I don’t know if it left me angry or frustrated or both in some odd combination. This is nothing against the book, because the book has an overarching theme of grudges and how they can destroy you. And seriously? Argh. Yeah, they can.
If you have a feud with someone, just let it go. You don’t even have to tell them. Just let it go.
Okay, now that we have that out of the way.
This is the story of two men, born on opposite sides of the world at the turn of the 20th century. They come from vastly different worlds; one is born into wealthy Boston society with every privilege one can imagine. One is born to a poor woman (who dies at childbirth) in the woods in rural Poland, found by a trapper’s son. You would think that these two would never meet, but their lives intertwine in the most interesting of ways through the years.
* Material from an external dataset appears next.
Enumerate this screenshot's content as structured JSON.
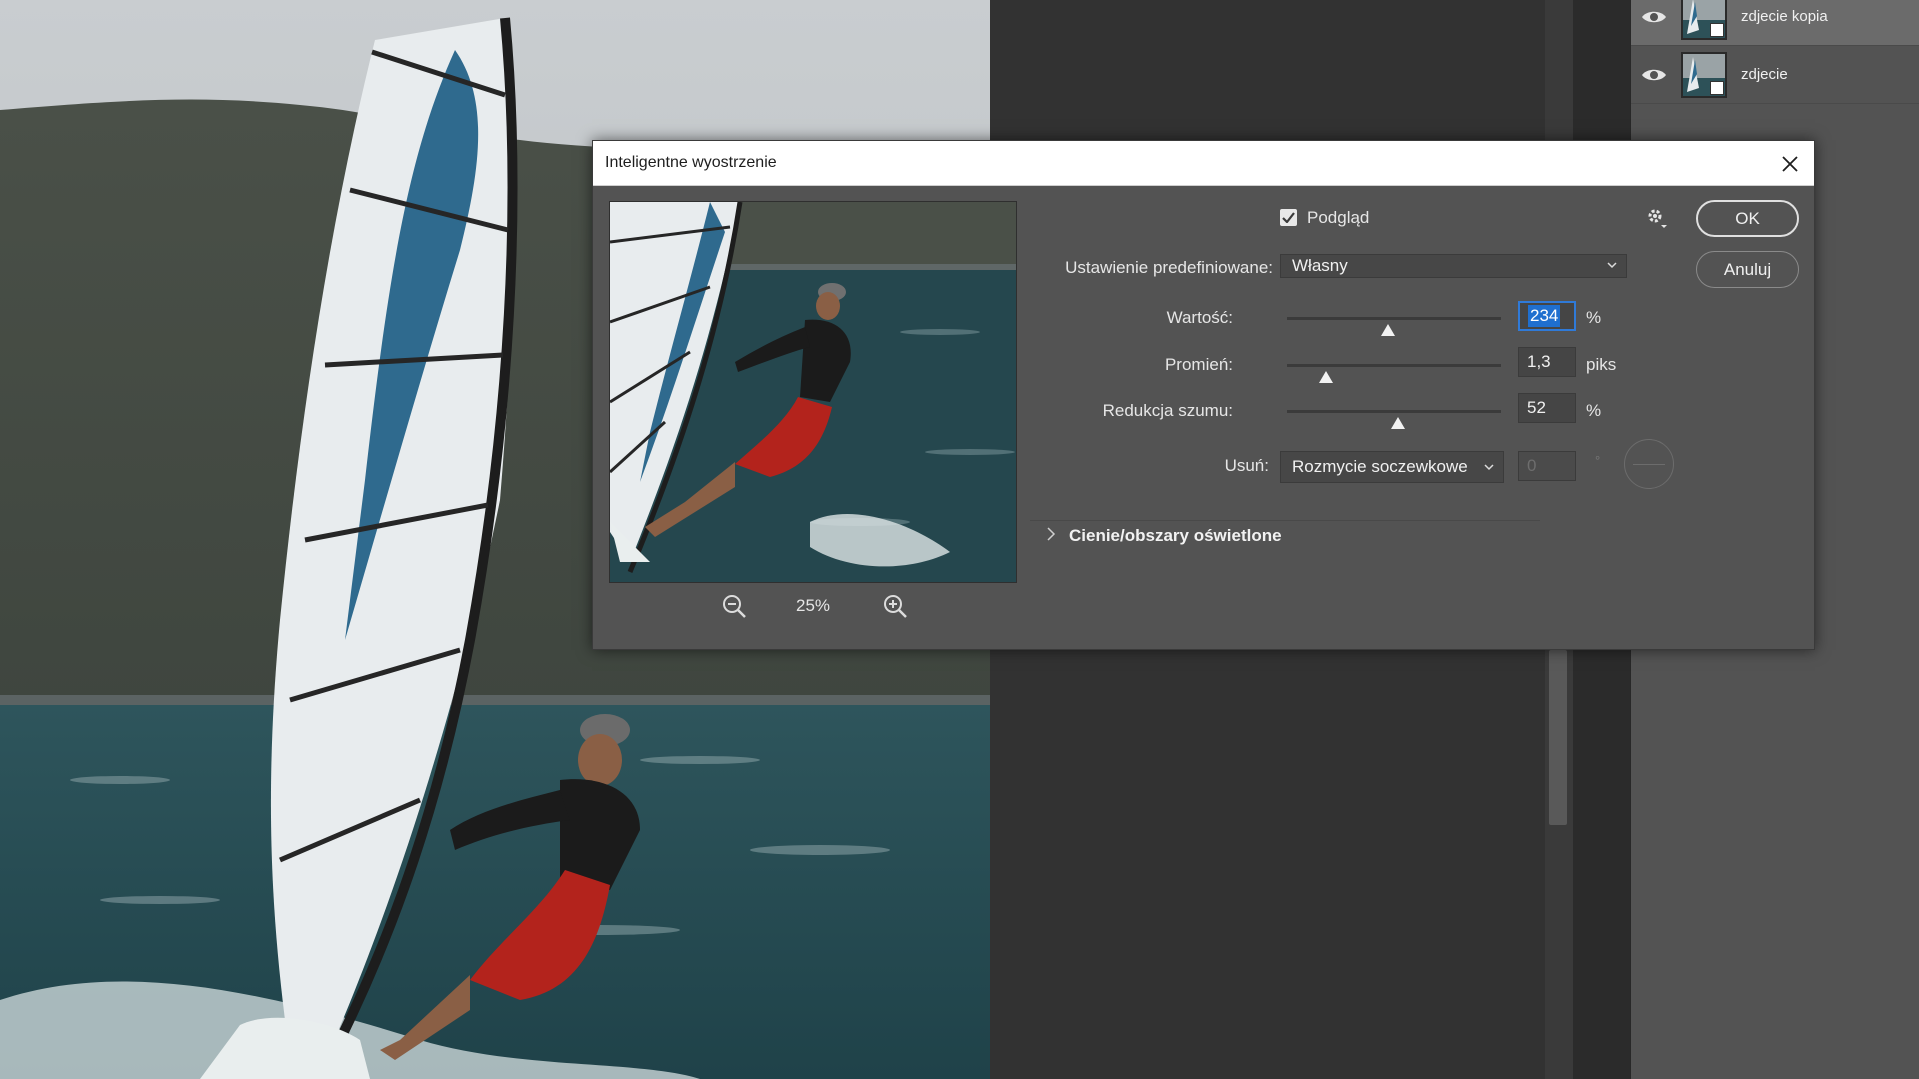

This book spans generations and follows Abel and William (Kane) til their deaths. You get to see their educations, their coming-of-age, their romances and bromances and professional lives. You get to see Abel immigrate to the US and pull himself up (with a little help and a lot of luck). You get to see William struggle with a devious stepfather and the loss of both his parents. You get to see how their personal feud affects their wives, their careers, and most devastatingly, their children.
I love the way the author weaves intricacies of history through the men’s lives. I was most fascinated by the WWII era and the effects on both men of going to war. The development of their characters, the way they change and grow and sometimes revert to acting like three-year-olds through their lives is very interesting. This book is definitely more character driven than plot driven, because the plot is just life – it’s ups and downs, it’s triumphs and tragedies. There’s no big mystery (though there is one little mystery that I knew the solution to way before Abel figured it out. I think any reader would), just the tale of two men moving through time and living their lives. That might sound boring, but it really, really isn’t.
There are quite a few little quips of wisdom through the book, though the writing isn’t anything phenomenally artistic. It’s functional writing, and the author is a very good storyteller, but I wasn’t going back and re-reading paragraphs for fun.
“If you have to pay a bill, always make it look as if the amount is of no consequence.”
“Only three things mattered about a hotel: position, position and position.”
This is a long book, but is extremely gripping. It took me some time to get through it – it’s definitely not a quick read – but I had a hard time putting it down to go to bed at night! This is not a book to pick up if you have a lot of things to do that day, seriously. You’ll get completely drawn in and won’t know where the hours went.